So I’ve put a post or two behind me, because I’m trying to move forward. The past year has had a tendency to keep me paralysed, feeling isolated in a world I barely recognise. The more I look at it, the more I’m sure that I don’t recognise it because it doesn’t exist.
(and anyone else who thinks abuse victims need to ‘grow up’)
Stephen Fry, I neither want nor care about any part of your sympathy.
Nor that of your horde. I’ve lived just fine for most of my adult life not giving any part of a rat’s anatomy what you think. What I do care about, however, is the way you constantly target vulnerable people and attack them.
We can set aside the extreme hypocrisy of your wanting sympathy for your depression– a real illness that certainly does deserve compassion– yet completely dismissing the effects of trauma on a developing mind. You resent people telling you to ‘cheer up’, then go ’round telling people dealing with the aftermath of abuse to just ‘grow up’. It’s clear that you don’t comprehend that juxtaposition, as it has been pointed out to you many times by now. I don’t need you to comprehend it. I will just ask you, as have many others, to stop.
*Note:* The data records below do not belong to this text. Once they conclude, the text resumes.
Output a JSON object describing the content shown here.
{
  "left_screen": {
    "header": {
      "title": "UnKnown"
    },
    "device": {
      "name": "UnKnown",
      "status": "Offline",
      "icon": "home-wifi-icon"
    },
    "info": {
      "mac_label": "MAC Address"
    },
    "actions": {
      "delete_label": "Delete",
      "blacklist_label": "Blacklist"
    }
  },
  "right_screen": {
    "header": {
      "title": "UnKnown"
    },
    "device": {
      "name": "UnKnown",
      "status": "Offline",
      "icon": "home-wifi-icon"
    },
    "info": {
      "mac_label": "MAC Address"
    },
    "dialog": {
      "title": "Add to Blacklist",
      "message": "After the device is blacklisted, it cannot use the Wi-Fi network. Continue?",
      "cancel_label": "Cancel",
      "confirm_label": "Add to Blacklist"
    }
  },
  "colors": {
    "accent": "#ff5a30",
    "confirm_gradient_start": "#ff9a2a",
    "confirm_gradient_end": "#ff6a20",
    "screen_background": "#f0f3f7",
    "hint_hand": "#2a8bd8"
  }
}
Paranormal Activity is, as Honest Movie Trailers puts it, a movie featuring a hell of a lot of nothing. The entire movie contains fewer special effects than most chewing gum commercials these days. Yet it beat Saw VI into the ground, and effectively ended the (*mutter* sanctimonious torture-porn) series. People who are jaded with spilled guts and blood were fleeing the theater in terror, and seasoned movie veterans couldn’t watch it at night.
Why does a movie which is essentially a whole lot of nothing inspire so much terror? Because what we see is never as terrifying as what we imagine.
Last night I got into an idiotic discussion, and by that I mean I was an idiot trying to have a discussion with what were clearly just pronouncements. I wish there were a -dar for pretentiousness, because I am clearly lacking that particular means of detection. I mistake posturing for an audience for an actual attempt to open a topic far too often.
The topic in question is a perennial resentment for Shakespeare that crops up now and then from people who have this odd idea that there is some sort of parcelling out being done in which Shakespeare takes the lion’s share of resources, leaving all independent work out in the cold. This is such a backwards view of how theater works, honestly, and yet people buy it. Why? Because it’s become second nature for people these days to blame the successful and widely accepted for our own lack of success and acceptance.
Shakespeare doesn’t stifle theater, it revives it.
I grew up in the theater– when I was a child, I played faeries in Shakespeare and the Nutcracker, when I was older I had roles in Noh plays and independent works, and did backstage work for the university. I found I liked backstage far better, though I would still end up filling in roles when needed. Eventually I did some work as assistant to a producer in local theater. Never once in any of those years did I hear anyone say, “Well, we can either do this independent play or put on another Shakespeare.” It simply did not happen. The reason? The success of a well-worn title was WHY we got to put on the independent work.